=== Exercise brief ===
Set down all of the entries word for word, omitting the images they contain.

<<<<

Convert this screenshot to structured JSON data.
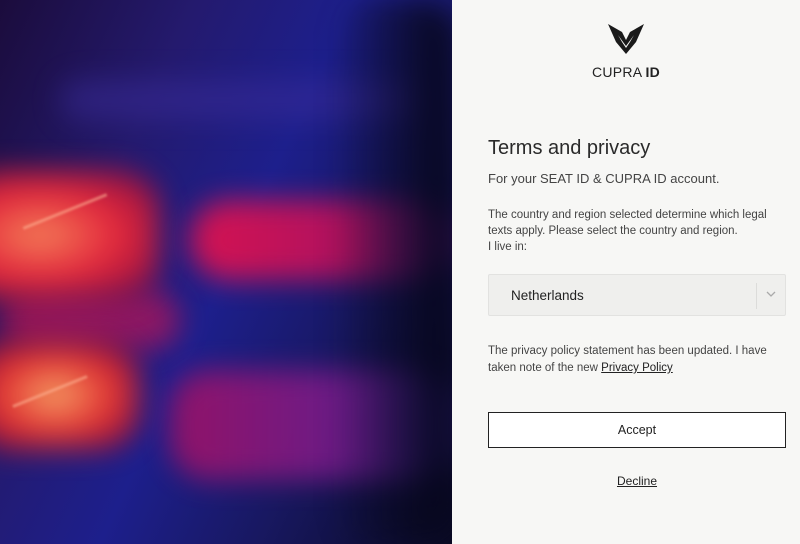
{
  "brand": {
    "name": "CUPRA",
    "suffix": "ID"
  },
  "terms": {
    "title": "Terms and privacy",
    "subtitle": "For your SEAT ID & CUPRA ID account.",
    "info_line1": "The country and region selected determine which legal texts apply. Please select the country and region.",
    "info_line2": "I live in:"
  },
  "country_select": {
    "value": "Netherlands"
  },
  "policy": {
    "text": "The privacy policy statement has been updated. I have taken note of the new ",
    "link": "Privacy Policy"
  },
  "actions": {
    "accept": "Accept",
    "decline": "Decline"
  },
  "colors": {
    "text": "#222222",
    "panel": "#f7f7f5",
    "select_bg": "#efefed"
  },
  "icons": [
    "cupra-logo-icon",
    "chevron-down-icon"
  ]
}
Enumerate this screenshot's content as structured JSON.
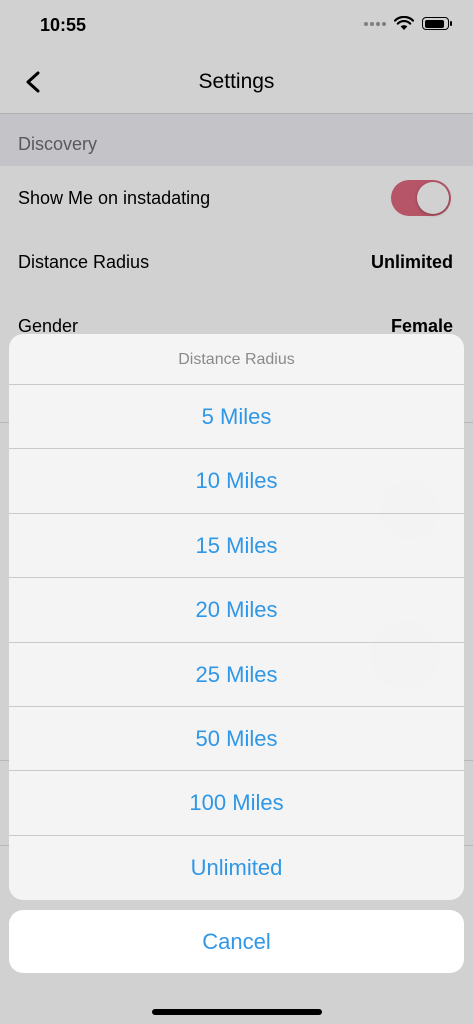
{
  "status_bar": {
    "time": "10:55"
  },
  "nav": {
    "title": "Settings"
  },
  "section": {
    "title": "Discovery"
  },
  "settings": {
    "show_me_label": "Show Me on instadating",
    "show_me_enabled": true,
    "distance_label": "Distance Radius",
    "distance_value": "Unlimited",
    "gender_label": "Gender",
    "gender_value": "Female"
  },
  "action_sheet": {
    "title": "Distance Radius",
    "options": [
      "5 Miles",
      "10 Miles",
      "15 Miles",
      "20 Miles",
      "25 Miles",
      "50 Miles",
      "100 Miles",
      "Unlimited"
    ],
    "cancel_label": "Cancel"
  },
  "colors": {
    "accent": "#2f97e6",
    "toggle_on": "#e0687f"
  }
}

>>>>

=== Answer to this task ===
Convert this screenshot to structured JSON data.
{
  "brand": {
    "name": "CUPRA",
    "suffix": "ID"
  },
  "terms": {
    "title": "Terms and privacy",
    "subtitle": "For your SEAT ID & CUPRA ID account.",
    "info_line1": "The country and region selected determine which legal texts apply. Please select the country and region.",
    "info_line2": "I live in:"
  },
  "country_select": {
    "value": "Netherlands"
  },
  "policy": {
    "text": "The privacy policy statement has been updated. I have taken note of the new ",
    "link": "Privacy Policy"
  },
  "actions": {
    "accept": "Accept",
    "decline": "Decline"
  },
  "colors": {
    "text": "#222222",
    "panel": "#f7f7f5",
    "select_bg": "#efefed"
  },
  "icons": [
    "cupra-logo-icon",
    "chevron-down-icon"
  ]
}
Enumerate this screenshot's content as structured JSON.
{
  "status_bar": {
    "time": "10:55"
  },
  "nav": {
    "title": "Settings"
  },
  "section": {
    "title": "Discovery"
  },
  "settings": {
    "show_me_label": "Show Me on instadating",
    "show_me_enabled": true,
    "distance_label": "Distance Radius",
    "distance_value": "Unlimited",
    "gender_label": "Gender",
    "gender_value": "Female"
  },
  "action_sheet": {
    "title": "Distance Radius",
    "options": [
      "5 Miles",
      "10 Miles",
      "15 Miles",
      "20 Miles",
      "25 Miles",
      "50 Miles",
      "100 Miles",
      "Unlimited"
    ],
    "cancel_label": "Cancel"
  },
  "colors": {
    "accent": "#2f97e6",
    "toggle_on": "#e0687f"
  }
}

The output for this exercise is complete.